Whenever a line of the entries below holds the string "this", copy that line and return it.

● **Website and app data records**
══════

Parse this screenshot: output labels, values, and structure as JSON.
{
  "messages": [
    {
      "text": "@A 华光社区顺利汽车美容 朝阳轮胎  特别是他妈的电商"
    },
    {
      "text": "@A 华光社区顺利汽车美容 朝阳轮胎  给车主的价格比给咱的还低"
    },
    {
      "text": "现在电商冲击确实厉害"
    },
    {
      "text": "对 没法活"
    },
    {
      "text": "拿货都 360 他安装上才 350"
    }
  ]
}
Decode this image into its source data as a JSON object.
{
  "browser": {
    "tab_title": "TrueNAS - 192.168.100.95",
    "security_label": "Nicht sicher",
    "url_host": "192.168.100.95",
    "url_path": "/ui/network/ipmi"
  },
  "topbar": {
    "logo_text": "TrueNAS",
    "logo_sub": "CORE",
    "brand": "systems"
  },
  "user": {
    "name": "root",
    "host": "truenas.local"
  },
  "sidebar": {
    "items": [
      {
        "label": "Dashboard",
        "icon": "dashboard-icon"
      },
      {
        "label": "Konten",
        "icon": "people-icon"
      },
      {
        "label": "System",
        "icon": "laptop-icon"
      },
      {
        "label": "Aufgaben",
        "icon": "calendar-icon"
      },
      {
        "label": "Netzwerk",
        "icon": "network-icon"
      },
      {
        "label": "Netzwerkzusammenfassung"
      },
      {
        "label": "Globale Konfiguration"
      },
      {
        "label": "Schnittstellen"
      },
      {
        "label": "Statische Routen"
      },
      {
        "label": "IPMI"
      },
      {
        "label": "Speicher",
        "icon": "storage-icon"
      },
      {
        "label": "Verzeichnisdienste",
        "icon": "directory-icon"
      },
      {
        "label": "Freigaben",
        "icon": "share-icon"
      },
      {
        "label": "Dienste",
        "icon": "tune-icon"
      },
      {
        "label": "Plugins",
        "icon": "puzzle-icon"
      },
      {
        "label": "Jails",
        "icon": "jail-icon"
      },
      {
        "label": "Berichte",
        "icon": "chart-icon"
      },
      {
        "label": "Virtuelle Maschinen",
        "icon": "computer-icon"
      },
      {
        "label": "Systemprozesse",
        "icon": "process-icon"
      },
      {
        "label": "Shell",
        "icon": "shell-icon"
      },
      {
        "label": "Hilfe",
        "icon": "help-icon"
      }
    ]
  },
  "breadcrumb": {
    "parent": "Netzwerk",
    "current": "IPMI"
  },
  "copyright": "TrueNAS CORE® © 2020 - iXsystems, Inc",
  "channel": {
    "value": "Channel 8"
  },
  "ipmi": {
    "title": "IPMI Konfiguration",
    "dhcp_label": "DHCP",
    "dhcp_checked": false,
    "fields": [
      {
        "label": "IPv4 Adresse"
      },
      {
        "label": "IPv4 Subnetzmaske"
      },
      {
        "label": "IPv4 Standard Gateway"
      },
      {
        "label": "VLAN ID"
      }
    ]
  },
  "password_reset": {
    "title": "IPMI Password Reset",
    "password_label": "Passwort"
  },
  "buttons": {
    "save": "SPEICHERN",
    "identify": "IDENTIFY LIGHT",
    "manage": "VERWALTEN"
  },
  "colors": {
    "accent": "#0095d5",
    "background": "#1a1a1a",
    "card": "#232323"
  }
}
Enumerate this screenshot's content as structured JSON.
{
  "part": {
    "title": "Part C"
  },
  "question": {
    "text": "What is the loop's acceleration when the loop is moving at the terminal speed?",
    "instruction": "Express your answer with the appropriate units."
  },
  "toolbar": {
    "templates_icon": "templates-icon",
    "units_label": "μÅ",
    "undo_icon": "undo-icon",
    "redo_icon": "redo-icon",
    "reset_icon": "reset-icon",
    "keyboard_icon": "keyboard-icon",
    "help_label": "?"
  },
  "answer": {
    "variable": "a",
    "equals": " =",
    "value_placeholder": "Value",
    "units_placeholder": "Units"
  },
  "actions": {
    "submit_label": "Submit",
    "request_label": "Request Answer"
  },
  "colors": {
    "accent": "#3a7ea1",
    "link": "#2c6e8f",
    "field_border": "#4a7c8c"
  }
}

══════

● **Answer section**
Parse this screenshot: output labels, values, and structure as JSON.
Decode this image into its source data as a JSON object.
Enumerate this screenshot's content as structured JSON.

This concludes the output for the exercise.